Listed entries

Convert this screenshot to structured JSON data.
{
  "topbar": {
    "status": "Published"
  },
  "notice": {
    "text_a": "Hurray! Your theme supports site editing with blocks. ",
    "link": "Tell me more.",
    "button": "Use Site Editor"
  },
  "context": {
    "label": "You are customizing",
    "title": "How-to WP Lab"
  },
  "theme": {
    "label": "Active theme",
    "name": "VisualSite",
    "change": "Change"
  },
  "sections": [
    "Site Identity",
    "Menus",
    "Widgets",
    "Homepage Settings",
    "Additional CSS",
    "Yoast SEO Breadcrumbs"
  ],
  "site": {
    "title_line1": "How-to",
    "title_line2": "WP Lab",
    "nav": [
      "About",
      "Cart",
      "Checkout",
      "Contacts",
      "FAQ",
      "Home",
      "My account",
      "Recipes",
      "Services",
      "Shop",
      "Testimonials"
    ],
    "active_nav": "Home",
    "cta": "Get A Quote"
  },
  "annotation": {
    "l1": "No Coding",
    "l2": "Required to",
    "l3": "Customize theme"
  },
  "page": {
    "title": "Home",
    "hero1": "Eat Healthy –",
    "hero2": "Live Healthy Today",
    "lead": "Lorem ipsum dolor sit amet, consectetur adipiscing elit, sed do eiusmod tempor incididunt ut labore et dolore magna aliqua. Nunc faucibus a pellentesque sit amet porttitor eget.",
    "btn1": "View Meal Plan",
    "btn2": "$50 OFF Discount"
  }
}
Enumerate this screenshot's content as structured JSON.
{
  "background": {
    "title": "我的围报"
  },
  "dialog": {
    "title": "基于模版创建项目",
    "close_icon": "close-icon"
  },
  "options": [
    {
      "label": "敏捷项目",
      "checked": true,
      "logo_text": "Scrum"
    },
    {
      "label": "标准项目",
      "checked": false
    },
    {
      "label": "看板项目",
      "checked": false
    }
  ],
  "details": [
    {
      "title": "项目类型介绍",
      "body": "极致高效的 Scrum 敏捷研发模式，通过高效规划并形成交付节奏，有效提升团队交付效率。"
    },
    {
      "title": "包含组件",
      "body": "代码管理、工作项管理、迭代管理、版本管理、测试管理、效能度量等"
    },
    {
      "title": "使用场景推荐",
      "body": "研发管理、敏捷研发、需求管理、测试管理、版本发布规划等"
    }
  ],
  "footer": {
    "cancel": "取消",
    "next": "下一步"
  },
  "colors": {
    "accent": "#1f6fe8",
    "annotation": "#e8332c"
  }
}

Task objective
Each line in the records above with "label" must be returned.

Answer to the problem
    "label": "You are customizing",
    "label": "Active theme",
      "label": "敏捷项目",
      "label": "标准项目",
      "label": "看板项目",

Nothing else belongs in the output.